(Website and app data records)
::::::
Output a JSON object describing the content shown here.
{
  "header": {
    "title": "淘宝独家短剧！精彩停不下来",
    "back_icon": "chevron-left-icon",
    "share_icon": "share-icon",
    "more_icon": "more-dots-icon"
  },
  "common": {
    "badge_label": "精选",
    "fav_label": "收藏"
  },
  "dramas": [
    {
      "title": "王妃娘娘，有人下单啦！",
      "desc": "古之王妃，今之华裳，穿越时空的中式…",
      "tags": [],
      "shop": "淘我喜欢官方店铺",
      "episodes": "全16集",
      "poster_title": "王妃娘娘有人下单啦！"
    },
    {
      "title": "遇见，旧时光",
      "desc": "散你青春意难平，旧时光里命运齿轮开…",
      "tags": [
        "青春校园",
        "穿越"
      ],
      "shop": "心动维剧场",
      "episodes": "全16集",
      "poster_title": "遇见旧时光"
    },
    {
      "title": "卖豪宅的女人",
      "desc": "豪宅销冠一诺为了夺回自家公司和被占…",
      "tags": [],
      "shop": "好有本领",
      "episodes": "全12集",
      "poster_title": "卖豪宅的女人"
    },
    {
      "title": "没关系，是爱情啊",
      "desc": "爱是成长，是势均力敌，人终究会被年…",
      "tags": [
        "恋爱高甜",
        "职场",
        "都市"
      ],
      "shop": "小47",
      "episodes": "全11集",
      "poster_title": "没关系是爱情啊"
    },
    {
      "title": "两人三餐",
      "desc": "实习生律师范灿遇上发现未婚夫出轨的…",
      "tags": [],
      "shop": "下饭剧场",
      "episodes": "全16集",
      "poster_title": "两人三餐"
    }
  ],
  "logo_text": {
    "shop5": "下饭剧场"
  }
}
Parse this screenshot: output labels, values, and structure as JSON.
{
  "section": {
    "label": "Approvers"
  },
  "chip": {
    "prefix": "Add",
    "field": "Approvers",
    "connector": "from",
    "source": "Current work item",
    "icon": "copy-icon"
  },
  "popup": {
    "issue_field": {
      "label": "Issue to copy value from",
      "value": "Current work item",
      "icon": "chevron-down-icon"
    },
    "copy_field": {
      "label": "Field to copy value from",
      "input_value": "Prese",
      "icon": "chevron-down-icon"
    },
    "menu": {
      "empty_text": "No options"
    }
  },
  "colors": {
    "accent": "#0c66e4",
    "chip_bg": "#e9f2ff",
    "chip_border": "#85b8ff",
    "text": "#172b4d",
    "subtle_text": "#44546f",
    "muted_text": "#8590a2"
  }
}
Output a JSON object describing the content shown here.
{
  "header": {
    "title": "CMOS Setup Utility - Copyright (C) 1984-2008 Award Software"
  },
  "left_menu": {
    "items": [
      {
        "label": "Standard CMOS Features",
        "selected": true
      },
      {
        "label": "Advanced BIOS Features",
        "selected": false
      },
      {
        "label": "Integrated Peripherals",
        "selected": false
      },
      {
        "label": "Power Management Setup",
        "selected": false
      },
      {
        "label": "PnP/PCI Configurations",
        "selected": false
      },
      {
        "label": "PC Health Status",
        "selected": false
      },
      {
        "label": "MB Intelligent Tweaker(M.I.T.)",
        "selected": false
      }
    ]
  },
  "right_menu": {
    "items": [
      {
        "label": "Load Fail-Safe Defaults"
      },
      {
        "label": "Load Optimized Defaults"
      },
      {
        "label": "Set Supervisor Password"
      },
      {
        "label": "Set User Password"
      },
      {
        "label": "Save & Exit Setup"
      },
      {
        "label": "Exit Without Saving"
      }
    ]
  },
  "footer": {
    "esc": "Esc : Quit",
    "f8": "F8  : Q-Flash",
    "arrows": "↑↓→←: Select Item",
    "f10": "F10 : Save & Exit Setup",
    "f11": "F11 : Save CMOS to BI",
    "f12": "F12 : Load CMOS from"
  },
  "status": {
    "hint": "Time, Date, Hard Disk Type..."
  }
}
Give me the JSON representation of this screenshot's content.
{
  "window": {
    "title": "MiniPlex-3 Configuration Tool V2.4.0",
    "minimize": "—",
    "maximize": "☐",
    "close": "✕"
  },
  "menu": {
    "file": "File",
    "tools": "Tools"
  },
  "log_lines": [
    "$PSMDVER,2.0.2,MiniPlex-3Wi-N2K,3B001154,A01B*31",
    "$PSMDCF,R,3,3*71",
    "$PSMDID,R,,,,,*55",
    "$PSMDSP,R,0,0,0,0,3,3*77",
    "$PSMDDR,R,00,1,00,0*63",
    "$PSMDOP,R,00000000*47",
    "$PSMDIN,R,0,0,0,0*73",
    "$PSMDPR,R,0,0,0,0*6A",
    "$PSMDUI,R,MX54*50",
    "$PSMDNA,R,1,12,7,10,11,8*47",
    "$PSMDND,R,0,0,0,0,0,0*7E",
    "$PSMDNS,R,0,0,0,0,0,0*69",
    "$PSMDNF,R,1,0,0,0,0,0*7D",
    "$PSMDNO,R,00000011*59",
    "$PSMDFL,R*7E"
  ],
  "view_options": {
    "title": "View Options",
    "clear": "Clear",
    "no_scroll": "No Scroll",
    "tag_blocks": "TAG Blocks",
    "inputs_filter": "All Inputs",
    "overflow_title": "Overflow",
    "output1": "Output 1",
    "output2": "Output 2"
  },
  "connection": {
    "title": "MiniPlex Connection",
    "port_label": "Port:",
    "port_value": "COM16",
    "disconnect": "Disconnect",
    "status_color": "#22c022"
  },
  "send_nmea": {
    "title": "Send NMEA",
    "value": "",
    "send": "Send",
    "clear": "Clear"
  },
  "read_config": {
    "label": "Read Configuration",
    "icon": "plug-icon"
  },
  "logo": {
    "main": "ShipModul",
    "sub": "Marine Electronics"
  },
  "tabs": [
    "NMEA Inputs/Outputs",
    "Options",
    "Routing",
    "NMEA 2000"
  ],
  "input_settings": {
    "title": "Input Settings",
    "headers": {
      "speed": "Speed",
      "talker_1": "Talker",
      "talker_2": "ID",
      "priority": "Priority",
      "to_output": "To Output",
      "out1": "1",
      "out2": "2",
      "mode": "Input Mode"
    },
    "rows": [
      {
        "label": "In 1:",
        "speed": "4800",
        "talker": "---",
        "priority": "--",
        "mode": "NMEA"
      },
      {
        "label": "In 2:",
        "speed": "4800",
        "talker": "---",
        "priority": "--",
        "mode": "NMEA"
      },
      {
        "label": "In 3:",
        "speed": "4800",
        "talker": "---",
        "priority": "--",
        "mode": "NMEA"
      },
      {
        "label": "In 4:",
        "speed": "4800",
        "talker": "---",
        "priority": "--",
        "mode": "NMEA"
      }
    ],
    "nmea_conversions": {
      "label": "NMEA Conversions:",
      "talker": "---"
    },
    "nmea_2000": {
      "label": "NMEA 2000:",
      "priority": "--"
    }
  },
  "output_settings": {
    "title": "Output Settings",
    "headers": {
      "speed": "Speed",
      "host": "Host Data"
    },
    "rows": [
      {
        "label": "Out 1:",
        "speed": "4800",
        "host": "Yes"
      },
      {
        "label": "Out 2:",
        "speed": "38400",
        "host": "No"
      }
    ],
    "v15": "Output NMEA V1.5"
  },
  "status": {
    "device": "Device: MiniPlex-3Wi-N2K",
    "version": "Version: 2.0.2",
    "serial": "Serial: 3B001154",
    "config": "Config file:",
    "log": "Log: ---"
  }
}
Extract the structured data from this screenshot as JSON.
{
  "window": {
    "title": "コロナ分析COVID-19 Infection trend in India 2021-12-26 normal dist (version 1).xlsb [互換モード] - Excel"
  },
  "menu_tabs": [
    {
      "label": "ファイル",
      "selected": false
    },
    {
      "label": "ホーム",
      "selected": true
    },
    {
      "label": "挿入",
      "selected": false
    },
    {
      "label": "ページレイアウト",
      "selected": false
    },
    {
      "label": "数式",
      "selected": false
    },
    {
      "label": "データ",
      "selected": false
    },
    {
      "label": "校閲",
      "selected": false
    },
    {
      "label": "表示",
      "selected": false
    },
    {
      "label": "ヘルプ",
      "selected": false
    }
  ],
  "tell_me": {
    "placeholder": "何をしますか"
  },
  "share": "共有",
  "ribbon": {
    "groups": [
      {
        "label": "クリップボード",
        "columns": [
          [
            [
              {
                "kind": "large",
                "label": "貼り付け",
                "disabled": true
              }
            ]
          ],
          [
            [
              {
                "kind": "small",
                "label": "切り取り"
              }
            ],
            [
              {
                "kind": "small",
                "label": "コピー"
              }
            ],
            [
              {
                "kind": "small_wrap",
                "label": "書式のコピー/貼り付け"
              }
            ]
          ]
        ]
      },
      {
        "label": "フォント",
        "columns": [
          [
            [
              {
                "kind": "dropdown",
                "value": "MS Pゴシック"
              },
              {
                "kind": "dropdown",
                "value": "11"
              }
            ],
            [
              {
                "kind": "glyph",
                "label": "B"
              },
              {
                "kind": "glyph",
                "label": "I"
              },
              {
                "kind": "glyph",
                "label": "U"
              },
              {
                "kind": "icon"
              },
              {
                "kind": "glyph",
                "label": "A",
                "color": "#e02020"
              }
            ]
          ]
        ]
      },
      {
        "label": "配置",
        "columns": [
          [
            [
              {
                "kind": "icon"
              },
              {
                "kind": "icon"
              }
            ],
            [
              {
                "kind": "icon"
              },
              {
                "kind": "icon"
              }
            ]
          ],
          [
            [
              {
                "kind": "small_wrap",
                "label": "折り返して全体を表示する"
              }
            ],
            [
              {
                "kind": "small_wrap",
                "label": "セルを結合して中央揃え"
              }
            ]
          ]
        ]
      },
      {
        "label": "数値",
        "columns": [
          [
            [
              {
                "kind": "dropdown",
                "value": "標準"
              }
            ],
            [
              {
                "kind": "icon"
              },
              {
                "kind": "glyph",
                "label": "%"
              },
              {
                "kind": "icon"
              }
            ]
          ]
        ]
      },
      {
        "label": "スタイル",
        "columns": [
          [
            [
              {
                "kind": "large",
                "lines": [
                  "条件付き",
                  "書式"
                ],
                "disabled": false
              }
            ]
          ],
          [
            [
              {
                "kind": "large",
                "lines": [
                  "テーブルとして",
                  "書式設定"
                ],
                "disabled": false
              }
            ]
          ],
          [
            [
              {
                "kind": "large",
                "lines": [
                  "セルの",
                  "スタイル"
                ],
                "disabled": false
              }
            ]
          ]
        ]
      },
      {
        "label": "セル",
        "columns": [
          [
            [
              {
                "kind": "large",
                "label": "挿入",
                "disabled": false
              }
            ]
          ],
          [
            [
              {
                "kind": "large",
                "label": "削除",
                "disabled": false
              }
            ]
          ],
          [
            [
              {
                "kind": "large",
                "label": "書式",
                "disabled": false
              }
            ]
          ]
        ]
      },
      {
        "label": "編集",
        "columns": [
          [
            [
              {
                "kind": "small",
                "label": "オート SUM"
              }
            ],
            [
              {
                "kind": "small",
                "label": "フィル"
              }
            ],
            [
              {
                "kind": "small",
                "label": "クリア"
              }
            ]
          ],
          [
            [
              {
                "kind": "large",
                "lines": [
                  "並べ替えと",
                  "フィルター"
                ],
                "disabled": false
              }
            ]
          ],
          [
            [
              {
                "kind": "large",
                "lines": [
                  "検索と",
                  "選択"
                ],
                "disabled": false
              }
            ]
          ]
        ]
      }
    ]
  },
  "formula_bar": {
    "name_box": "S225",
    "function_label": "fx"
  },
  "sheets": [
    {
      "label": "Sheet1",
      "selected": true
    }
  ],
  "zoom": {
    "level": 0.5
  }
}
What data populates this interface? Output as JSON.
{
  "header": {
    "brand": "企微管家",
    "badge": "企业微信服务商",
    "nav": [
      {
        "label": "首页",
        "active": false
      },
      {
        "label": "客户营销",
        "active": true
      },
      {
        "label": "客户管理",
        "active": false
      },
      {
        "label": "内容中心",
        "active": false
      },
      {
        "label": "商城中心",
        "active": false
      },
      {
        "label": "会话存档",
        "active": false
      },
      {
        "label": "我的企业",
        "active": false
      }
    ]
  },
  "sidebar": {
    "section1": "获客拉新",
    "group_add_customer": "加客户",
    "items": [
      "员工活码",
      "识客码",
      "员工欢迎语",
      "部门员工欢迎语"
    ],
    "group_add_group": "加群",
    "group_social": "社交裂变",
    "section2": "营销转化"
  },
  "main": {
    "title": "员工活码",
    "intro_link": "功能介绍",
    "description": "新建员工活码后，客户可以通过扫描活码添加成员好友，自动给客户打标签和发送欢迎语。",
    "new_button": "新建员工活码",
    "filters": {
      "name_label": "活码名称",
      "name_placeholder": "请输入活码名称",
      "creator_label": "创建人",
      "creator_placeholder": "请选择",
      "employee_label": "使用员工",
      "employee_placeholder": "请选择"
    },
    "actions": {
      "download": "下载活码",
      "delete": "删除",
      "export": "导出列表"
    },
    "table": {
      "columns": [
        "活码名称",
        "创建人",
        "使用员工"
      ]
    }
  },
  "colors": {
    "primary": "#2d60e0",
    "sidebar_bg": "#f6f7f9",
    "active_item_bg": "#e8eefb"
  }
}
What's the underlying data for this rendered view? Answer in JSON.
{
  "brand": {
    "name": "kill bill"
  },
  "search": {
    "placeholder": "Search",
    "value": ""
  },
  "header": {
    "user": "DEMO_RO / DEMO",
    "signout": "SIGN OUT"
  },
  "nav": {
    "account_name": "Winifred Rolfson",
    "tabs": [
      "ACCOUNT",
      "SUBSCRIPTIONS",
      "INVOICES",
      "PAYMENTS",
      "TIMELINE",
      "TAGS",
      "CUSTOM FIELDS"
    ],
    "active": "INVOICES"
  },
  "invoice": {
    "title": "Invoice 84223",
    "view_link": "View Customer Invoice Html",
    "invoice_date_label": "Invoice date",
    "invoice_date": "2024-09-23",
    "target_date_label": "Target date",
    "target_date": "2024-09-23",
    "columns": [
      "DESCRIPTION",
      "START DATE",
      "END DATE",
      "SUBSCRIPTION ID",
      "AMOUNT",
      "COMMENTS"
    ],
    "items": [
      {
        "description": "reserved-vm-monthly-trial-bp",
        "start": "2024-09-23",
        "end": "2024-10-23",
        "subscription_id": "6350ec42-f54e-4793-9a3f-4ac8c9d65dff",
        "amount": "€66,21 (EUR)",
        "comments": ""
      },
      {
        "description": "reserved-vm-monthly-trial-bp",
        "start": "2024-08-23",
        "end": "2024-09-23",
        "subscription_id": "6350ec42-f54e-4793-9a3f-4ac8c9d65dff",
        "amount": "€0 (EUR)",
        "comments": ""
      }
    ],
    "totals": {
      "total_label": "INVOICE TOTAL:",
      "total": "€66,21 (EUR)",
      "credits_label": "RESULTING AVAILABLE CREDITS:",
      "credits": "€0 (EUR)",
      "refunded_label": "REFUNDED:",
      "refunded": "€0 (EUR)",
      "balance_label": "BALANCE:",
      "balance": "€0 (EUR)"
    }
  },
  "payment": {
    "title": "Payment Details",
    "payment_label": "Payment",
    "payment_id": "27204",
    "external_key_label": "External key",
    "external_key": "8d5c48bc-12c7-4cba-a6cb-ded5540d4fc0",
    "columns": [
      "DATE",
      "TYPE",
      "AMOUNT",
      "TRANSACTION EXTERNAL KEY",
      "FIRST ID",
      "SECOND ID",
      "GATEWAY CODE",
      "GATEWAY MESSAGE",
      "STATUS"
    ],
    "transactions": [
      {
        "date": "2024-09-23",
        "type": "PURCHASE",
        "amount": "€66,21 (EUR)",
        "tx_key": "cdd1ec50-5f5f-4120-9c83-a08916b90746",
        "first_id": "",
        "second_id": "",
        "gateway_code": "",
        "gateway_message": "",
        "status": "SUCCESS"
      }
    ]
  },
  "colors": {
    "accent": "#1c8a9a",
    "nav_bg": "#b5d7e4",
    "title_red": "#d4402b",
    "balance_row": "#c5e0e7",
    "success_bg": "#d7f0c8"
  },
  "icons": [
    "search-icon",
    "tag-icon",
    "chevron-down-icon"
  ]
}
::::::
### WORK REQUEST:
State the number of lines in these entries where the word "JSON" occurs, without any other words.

### RESPONSE:
7